TASK INSTRUCTIONS —
Since only a count is wanted, work out how many lines in the material below contain the word "thumbs" and return that number.

─── SUPPLIED MATERIAL ───

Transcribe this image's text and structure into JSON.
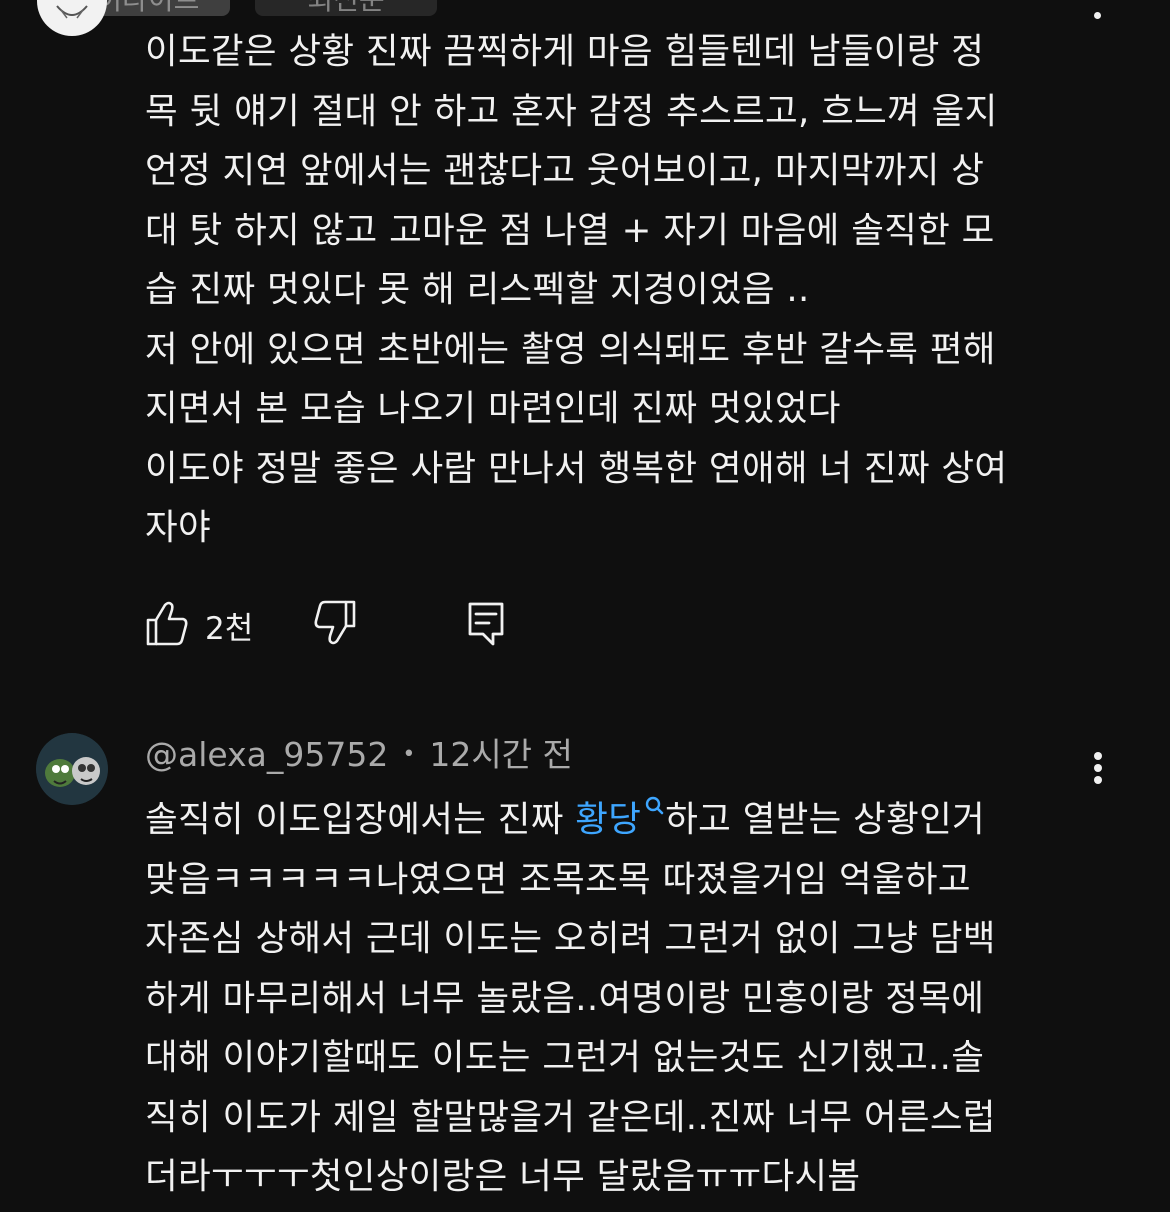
{
  "top": {
    "chip1_label": "하이라이트",
    "chip2_label": "최신순"
  },
  "comment1": {
    "text": "이도같은 상황 진짜 끔찍하게 마음 힘들텐데 남들이랑 정\n목 뒷 얘기 절대 안 하고 혼자 감정 추스르고, 흐느껴 울지\n언정 지연 앞에서는 괜찮다고 웃어보이고, 마지막까지 상\n대 탓 하지 않고 고마운 점 나열 + 자기 마음에 솔직한 모\n습 진짜 멋있다 못 해 리스펙할 지경이었음 ..\n저 안에 있으면 초반에는 촬영 의식돼도 후반 갈수록 편해\n지면서 본 모습 나오기 마련인데 진짜 멋있었다\n이도야 정말 좋은 사람 만나서 행복한 연애해 너 진짜 상여\n자야",
    "like_count": "2천"
  },
  "comment2": {
    "author": "@alexa_95752",
    "separator": "•",
    "time": "12시간 전",
    "text_before_link": "솔직히 이도입장에서는 진짜 ",
    "link_text": "황당",
    "text_after_link": "하고 열받는 상황인거\n맞음ㅋㅋㅋㅋㅋ나였으면 조목조목 따졌을거임 억울하고\n자존심 상해서 근데 이도는 오히려 그런거 없이 그냥 담백\n하게 마무리해서 너무 놀랐음..여명이랑 민홍이랑 정목에\n대해 이야기할때도 이도는 그런거 없는것도 신기했고..솔\n직히 이도가 제일 할말많을거 같은데..진짜 너무 어른스럽\n더라ㅜㅜㅜ첫인상이랑은 너무 달랐음ㅠㅠ다시봄"
  },
  "icons": {
    "like": "thumbs-up-icon",
    "dislike": "thumbs-down-icon",
    "reply": "reply-icon",
    "more": "more-vertical-icon",
    "search": "search-icon"
  },
  "colors": {
    "background": "#0f0f0f",
    "text": "#f1f1f1",
    "meta": "#aaaaaa",
    "link": "#3ea6ff"
  }
}
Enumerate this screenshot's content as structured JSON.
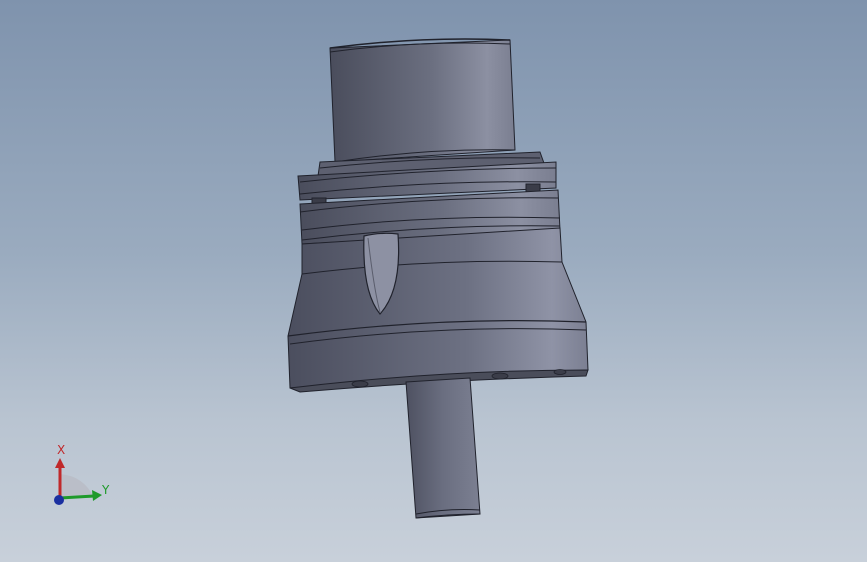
{
  "viewport": {
    "background_top": "#7f93ad",
    "background_bottom": "#c8d0da"
  },
  "model": {
    "body_color": "#5f6272",
    "highlight_color": "#8c90a2",
    "edge_color": "#20222c"
  },
  "triad": {
    "x_label": "X",
    "y_label": "Y",
    "x_color": "#c0282a",
    "y_color": "#1e9a2a",
    "z_color": "#1a2fa0"
  }
}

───

OUTPUT FOR THIS TASK —
2